--- ASSIGNED TASK ---
Could you say how many lines below contain the word "Tipo"? Give the number with no other text.
INFORMATION START
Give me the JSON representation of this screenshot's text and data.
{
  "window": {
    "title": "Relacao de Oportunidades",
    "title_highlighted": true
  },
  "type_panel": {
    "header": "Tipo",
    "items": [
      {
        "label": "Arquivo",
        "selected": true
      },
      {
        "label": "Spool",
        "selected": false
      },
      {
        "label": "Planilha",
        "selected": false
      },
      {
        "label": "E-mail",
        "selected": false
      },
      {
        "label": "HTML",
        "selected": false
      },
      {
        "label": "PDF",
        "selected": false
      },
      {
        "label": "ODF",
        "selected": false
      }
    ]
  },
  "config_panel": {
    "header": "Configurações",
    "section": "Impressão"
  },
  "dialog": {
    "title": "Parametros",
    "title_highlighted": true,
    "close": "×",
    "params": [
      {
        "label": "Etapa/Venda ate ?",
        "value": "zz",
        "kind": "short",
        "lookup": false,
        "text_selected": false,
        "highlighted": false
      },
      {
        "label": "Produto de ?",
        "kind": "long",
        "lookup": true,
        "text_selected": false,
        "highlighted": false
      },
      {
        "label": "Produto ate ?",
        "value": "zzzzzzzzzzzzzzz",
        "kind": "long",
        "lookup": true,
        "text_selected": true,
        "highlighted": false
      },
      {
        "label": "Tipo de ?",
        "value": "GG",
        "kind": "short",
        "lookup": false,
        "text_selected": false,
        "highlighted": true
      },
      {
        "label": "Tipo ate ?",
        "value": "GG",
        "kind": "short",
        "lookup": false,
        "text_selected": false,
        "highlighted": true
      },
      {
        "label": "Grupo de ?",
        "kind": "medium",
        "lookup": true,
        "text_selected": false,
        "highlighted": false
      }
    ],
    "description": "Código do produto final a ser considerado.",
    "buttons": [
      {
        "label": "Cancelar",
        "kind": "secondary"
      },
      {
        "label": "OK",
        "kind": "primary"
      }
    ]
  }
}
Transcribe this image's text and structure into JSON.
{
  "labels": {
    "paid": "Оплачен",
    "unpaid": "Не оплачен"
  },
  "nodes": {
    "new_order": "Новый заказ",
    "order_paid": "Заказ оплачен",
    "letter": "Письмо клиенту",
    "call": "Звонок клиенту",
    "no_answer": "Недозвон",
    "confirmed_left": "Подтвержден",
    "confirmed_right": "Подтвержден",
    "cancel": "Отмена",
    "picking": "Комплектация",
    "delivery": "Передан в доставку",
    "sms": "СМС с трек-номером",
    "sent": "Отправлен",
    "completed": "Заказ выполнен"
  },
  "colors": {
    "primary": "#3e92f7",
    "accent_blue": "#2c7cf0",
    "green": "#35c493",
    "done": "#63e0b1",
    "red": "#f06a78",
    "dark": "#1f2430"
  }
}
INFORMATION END
--- RESPONSE FOR THIS EXERCISE ---
3